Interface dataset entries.
━━━━━━━━━━━━━━━━━━━━
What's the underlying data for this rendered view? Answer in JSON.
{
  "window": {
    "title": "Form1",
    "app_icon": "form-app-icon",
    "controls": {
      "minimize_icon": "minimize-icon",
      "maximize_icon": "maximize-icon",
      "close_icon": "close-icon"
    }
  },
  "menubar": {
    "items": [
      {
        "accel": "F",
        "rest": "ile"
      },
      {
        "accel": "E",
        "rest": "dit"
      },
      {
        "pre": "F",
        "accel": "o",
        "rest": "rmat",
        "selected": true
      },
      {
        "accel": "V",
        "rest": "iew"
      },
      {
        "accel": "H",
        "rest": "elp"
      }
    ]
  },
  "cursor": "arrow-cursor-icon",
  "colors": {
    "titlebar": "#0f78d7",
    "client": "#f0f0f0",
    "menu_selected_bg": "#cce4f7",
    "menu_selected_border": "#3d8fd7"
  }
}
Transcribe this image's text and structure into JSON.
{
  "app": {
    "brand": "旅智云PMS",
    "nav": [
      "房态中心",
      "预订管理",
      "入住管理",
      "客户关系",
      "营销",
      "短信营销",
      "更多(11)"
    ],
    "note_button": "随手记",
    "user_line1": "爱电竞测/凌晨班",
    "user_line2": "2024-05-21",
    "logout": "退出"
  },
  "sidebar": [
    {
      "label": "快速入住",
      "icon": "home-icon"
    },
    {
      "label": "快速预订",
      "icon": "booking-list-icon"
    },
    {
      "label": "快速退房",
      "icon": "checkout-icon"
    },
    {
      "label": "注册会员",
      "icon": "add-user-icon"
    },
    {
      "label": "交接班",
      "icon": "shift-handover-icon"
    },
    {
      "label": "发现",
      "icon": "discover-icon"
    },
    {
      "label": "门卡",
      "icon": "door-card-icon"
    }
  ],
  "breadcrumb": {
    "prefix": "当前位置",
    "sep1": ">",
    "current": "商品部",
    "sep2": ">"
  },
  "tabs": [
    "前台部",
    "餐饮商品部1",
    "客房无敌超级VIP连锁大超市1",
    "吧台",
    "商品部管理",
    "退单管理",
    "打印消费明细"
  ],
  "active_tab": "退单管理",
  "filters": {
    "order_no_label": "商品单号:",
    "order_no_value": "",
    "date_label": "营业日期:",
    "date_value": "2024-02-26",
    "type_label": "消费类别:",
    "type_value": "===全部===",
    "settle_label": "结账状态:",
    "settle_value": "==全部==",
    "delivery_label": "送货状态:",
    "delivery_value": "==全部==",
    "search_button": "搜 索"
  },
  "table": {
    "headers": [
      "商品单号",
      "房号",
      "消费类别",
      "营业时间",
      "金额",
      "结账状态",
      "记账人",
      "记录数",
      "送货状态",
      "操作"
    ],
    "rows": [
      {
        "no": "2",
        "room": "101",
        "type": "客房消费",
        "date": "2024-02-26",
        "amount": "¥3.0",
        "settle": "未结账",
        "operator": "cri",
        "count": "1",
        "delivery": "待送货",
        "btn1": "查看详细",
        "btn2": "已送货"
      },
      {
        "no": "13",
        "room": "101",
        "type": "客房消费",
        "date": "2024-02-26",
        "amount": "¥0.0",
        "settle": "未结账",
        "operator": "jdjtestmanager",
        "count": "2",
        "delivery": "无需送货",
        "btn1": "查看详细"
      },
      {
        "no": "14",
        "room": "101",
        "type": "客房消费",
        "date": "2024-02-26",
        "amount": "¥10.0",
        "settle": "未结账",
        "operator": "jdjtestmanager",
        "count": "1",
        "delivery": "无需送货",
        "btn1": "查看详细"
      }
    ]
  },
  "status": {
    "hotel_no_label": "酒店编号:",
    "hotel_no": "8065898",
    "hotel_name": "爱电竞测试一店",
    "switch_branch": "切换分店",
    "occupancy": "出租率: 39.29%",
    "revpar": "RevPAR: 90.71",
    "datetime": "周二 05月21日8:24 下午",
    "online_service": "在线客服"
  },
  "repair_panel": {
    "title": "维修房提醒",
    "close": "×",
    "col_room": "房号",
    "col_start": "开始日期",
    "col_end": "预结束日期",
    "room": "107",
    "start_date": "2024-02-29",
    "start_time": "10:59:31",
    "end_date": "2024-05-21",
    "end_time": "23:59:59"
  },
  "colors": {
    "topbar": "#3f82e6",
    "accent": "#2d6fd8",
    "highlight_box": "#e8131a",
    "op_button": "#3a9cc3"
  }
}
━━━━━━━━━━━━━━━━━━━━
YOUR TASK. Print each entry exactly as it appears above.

ANSWER AREA.
What's the underlying data for this rendered view? Answer in JSON.
{
  "window": {
    "title": "Form1",
    "app_icon": "form-app-icon",
    "controls": {
      "minimize_icon": "minimize-icon",
      "maximize_icon": "maximize-icon",
      "close_icon": "close-icon"
    }
  },
  "menubar": {
    "items": [
      {
        "accel": "F",
        "rest": "ile"
      },
      {
        "accel": "E",
        "rest": "dit"
      },
      {
        "pre": "F",
        "accel": "o",
        "rest": "rmat",
        "selected": true
      },
      {
        "accel": "V",
        "rest": "iew"
      },
      {
        "accel": "H",
        "rest": "elp"
      }
    ]
  },
  "cursor": "arrow-cursor-icon",
  "colors": {
    "titlebar": "#0f78d7",
    "client": "#f0f0f0",
    "menu_selected_bg": "#cce4f7",
    "menu_selected_border": "#3d8fd7"
  }
}
Transcribe this image's text and structure into JSON.
{
  "app": {
    "brand": "旅智云PMS",
    "nav": [
      "房态中心",
      "预订管理",
      "入住管理",
      "客户关系",
      "营销",
      "短信营销",
      "更多(11)"
    ],
    "note_button": "随手记",
    "user_line1": "爱电竞测/凌晨班",
    "user_line2": "2024-05-21",
    "logout": "退出"
  },
  "sidebar": [
    {
      "label": "快速入住",
      "icon": "home-icon"
    },
    {
      "label": "快速预订",
      "icon": "booking-list-icon"
    },
    {
      "label": "快速退房",
      "icon": "checkout-icon"
    },
    {
      "label": "注册会员",
      "icon": "add-user-icon"
    },
    {
      "label": "交接班",
      "icon": "shift-handover-icon"
    },
    {
      "label": "发现",
      "icon": "discover-icon"
    },
    {
      "label": "门卡",
      "icon": "door-card-icon"
    }
  ],
  "breadcrumb": {
    "prefix": "当前位置",
    "sep1": ">",
    "current": "商品部",
    "sep2": ">"
  },
  "tabs": [
    "前台部",
    "餐饮商品部1",
    "客房无敌超级VIP连锁大超市1",
    "吧台",
    "商品部管理",
    "退单管理",
    "打印消费明细"
  ],
  "active_tab": "退单管理",
  "filters": {
    "order_no_label": "商品单号:",
    "order_no_value": "",
    "date_label": "营业日期:",
    "date_value": "2024-02-26",
    "type_label": "消费类别:",
    "type_value": "===全部===",
    "settle_label": "结账状态:",
    "settle_value": "==全部==",
    "delivery_label": "送货状态:",
    "delivery_value": "==全部==",
    "search_button": "搜 索"
  },
  "table": {
    "headers": [
      "商品单号",
      "房号",
      "消费类别",
      "营业时间",
      "金额",
      "结账状态",
      "记账人",
      "记录数",
      "送货状态",
      "操作"
    ],
    "rows": [
      {
        "no": "2",
        "room": "101",
        "type": "客房消费",
        "date": "2024-02-26",
        "amount": "¥3.0",
        "settle": "未结账",
        "operator": "cri",
        "count": "1",
        "delivery": "待送货",
        "btn1": "查看详细",
        "btn2": "已送货"
      },
      {
        "no": "13",
        "room": "101",
        "type": "客房消费",
        "date": "2024-02-26",
        "amount": "¥0.0",
        "settle": "未结账",
        "operator": "jdjtestmanager",
        "count": "2",
        "delivery": "无需送货",
        "btn1": "查看详细"
      },
      {
        "no": "14",
        "room": "101",
        "type": "客房消费",
        "date": "2024-02-26",
        "amount": "¥10.0",
        "settle": "未结账",
        "operator": "jdjtestmanager",
        "count": "1",
        "delivery": "无需送货",
        "btn1": "查看详细"
      }
    ]
  },
  "status": {
    "hotel_no_label": "酒店编号:",
    "hotel_no": "8065898",
    "hotel_name": "爱电竞测试一店",
    "switch_branch": "切换分店",
    "occupancy": "出租率: 39.29%",
    "revpar": "RevPAR: 90.71",
    "datetime": "周二 05月21日8:24 下午",
    "online_service": "在线客服"
  },
  "repair_panel": {
    "title": "维修房提醒",
    "close": "×",
    "col_room": "房号",
    "col_start": "开始日期",
    "col_end": "预结束日期",
    "room": "107",
    "start_date": "2024-02-29",
    "start_time": "10:59:31",
    "end_date": "2024-05-21",
    "end_time": "23:59:59"
  },
  "colors": {
    "topbar": "#3f82e6",
    "accent": "#2d6fd8",
    "highlight_box": "#e8131a",
    "op_button": "#3a9cc3"
  }
}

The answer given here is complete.